Small sometimes means compromise. Don't expect much storage. Cup holders are behind the shoulders and require a bit of athleticism to access. When running solo the cup holder can be moved to right of the console. Closed space in the center measures 6' x2' x 2 ½ 'at its max and while a forward cubby admits the larger cell phones, they do not lay flat and can be lost during cornering. There's a larger lockable space between and behind the seats but it's a bit difficult to access while underway.
Fiat and Mazda combine their option packages differently but similarly equipped versions typically vary in price by less than four figures. Mazda has a performance heritage and perhaps engages more amateur circuit racers than any other brand. The MX-5 embraces the image. The Fiat offers performance but leans a bit more toward a 'luxo' experience and may be a better choice for a day to day driver. Both fill an important niche and encourage a joie de vivre driving experience. I embrace both. Add 40 more horsepower to them and I'd gush.
*663 units sold in 2015 was the zenith for US annual sales. (This and other sales figures from http://carsalesbase.com.)
Many thanks to Stateline Alfa Romeo of Fort Mill, South Carolina.

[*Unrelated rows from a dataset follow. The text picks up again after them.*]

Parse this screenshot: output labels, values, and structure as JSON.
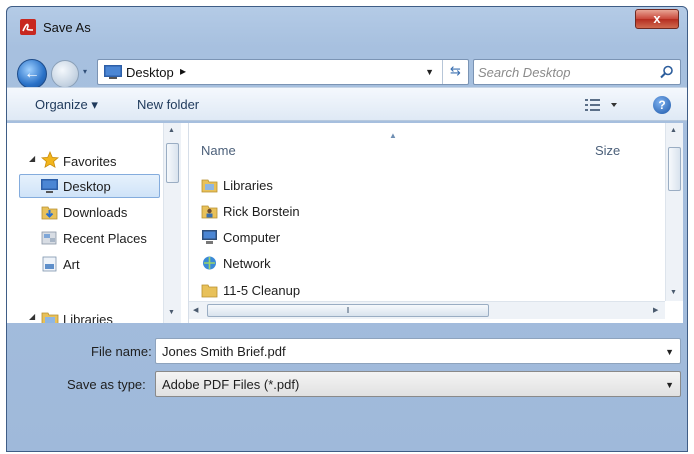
{
  "window": {
    "title": "Save As",
    "close_label": "x"
  },
  "address": {
    "location": "Desktop",
    "chevron": "▸"
  },
  "search": {
    "placeholder": "Search Desktop"
  },
  "toolbar": {
    "organize_label": "Organize ▾",
    "new_folder_label": "New folder",
    "help_label": "?"
  },
  "nav": {
    "favorites_label": "Favorites",
    "items": [
      {
        "label": "Desktop",
        "icon": "desktop-icon",
        "selected": true
      },
      {
        "label": "Downloads",
        "icon": "downloads-icon"
      },
      {
        "label": "Recent Places",
        "icon": "recent-places-icon"
      },
      {
        "label": "Art",
        "icon": "art-icon"
      }
    ],
    "libraries_label": "Libraries"
  },
  "files": {
    "columns": {
      "name": "Name",
      "size": "Size"
    },
    "rows": [
      {
        "name": "Libraries",
        "icon": "libraries-icon"
      },
      {
        "name": "Rick Borstein",
        "icon": "user-folder-icon"
      },
      {
        "name": "Computer",
        "icon": "computer-icon"
      },
      {
        "name": "Network",
        "icon": "network-icon"
      },
      {
        "name": "11-5 Cleanup",
        "icon": "folder-icon"
      }
    ]
  },
  "form": {
    "file_name_label": "File name:",
    "file_name_value": "Jones Smith Brief.pdf",
    "save_type_label": "Save as type:",
    "save_type_value": "Adobe PDF Files (*.pdf)"
  },
  "colors": {
    "title_bar": "#a7c0df",
    "selection": "#cfe3f8",
    "close_button": "#c9473a",
    "folder_yellow": "#e8c15a"
  }
}
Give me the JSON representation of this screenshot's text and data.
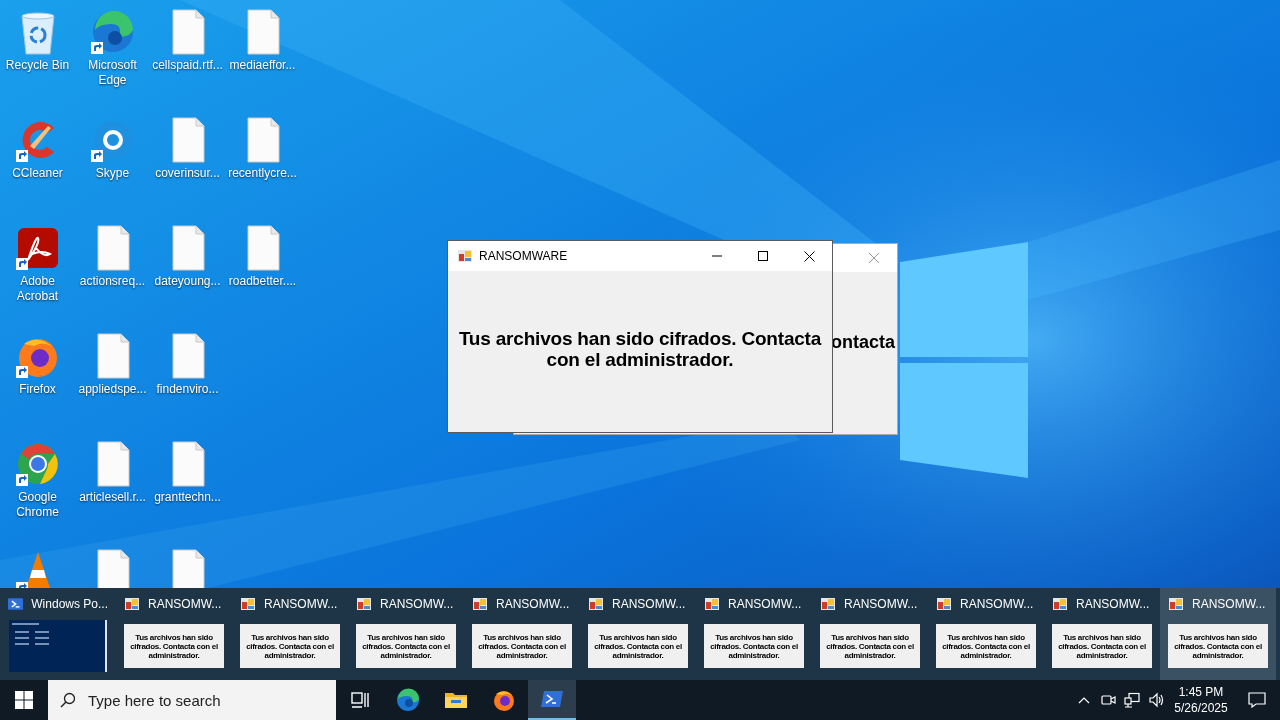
{
  "desktop": {
    "icon_columns": [
      [
        {
          "kind": "recycle",
          "label": "Recycle Bin",
          "shortcut": false
        },
        {
          "kind": "ccleaner",
          "label": "CCleaner",
          "shortcut": true
        },
        {
          "kind": "acrobat",
          "label": "Adobe Acrobat",
          "shortcut": true
        },
        {
          "kind": "firefox",
          "label": "Firefox",
          "shortcut": true
        },
        {
          "kind": "chrome",
          "label": "Google Chrome",
          "shortcut": true
        },
        {
          "kind": "vlc",
          "shortcut": true
        }
      ],
      [
        {
          "kind": "edge",
          "label": "Microsoft Edge",
          "shortcut": true
        },
        {
          "kind": "skype",
          "label": "Skype",
          "shortcut": true
        },
        {
          "kind": "file",
          "label": "actionsreq...",
          "shortcut": false
        },
        {
          "kind": "file",
          "label": "appliedspe...",
          "shortcut": false
        },
        {
          "kind": "file",
          "label": "articlesell.r...",
          "shortcut": false
        },
        {
          "kind": "file",
          "shortcut": false
        }
      ],
      [
        {
          "kind": "file",
          "label": "cellspaid.rtf...",
          "shortcut": false
        },
        {
          "kind": "file",
          "label": "coverinsur...",
          "shortcut": false
        },
        {
          "kind": "file",
          "label": "dateyoung...",
          "shortcut": false
        },
        {
          "kind": "file",
          "label": "findenviro...",
          "shortcut": false
        },
        {
          "kind": "file",
          "label": "granttechn...",
          "shortcut": false
        },
        {
          "kind": "file",
          "shortcut": false
        }
      ],
      [
        {
          "kind": "file",
          "label": "mediaeffor...",
          "shortcut": false
        },
        {
          "kind": "file",
          "label": "recentlycre...",
          "shortcut": false
        },
        {
          "kind": "file",
          "label": "roadbetter....",
          "shortcut": false
        }
      ]
    ]
  },
  "windows": [
    {
      "kind": "front",
      "title": "RANSOMWARE",
      "message": "Tus archivos han sido cifrados. Contacta con el administrador."
    },
    {
      "kind": "back",
      "message": "ontacta"
    }
  ],
  "thumbnails": [
    {
      "kind": "powershell",
      "title": "Windows Po...",
      "selected": false
    },
    {
      "kind": "dialog",
      "title": "RANSOMW...",
      "message": "Tus archivos han sido cifrados. Contacta con el administrador.",
      "selected": false
    },
    {
      "kind": "dialog",
      "title": "RANSOMW...",
      "message": "Tus archivos han sido cifrados. Contacta con el administrador.",
      "selected": false
    },
    {
      "kind": "dialog",
      "title": "RANSOMW...",
      "message": "Tus archivos han sido cifrados. Contacta con el administrador.",
      "selected": false
    },
    {
      "kind": "dialog",
      "title": "RANSOMW...",
      "message": "Tus archivos han sido cifrados. Contacta con el administrador.",
      "selected": false
    },
    {
      "kind": "dialog",
      "title": "RANSOMW...",
      "message": "Tus archivos han sido cifrados. Contacta con el administrador.",
      "selected": false
    },
    {
      "kind": "dialog",
      "title": "RANSOMW...",
      "message": "Tus archivos han sido cifrados. Contacta con el administrador.",
      "selected": false
    },
    {
      "kind": "dialog",
      "title": "RANSOMW...",
      "message": "Tus archivos han sido cifrados. Contacta con el administrador.",
      "selected": false
    },
    {
      "kind": "dialog",
      "title": "RANSOMW...",
      "message": "Tus archivos han sido cifrados. Contacta con el administrador.",
      "selected": false
    },
    {
      "kind": "dialog",
      "title": "RANSOMW...",
      "message": "Tus archivos han sido cifrados. Contacta con el administrador.",
      "selected": false
    },
    {
      "kind": "dialog",
      "title": "RANSOMW...",
      "message": "Tus archivos han sido cifrados. Contacta con el administrador.",
      "selected": true
    }
  ],
  "taskbar": {
    "search": {
      "placeholder": "Type here to search"
    },
    "apps": [
      {
        "kind": "taskview",
        "active": false
      },
      {
        "kind": "edge",
        "active": false
      },
      {
        "kind": "explorer",
        "active": false
      },
      {
        "kind": "firefox",
        "active": false
      },
      {
        "kind": "powershell",
        "active": true
      }
    ],
    "tray": {
      "time": "1:45 PM",
      "date": "5/26/2025"
    }
  }
}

** and, of course, the original Fiat 124 Spider which was in production from 1966-1982 and later marketed as the Pininfarina Spider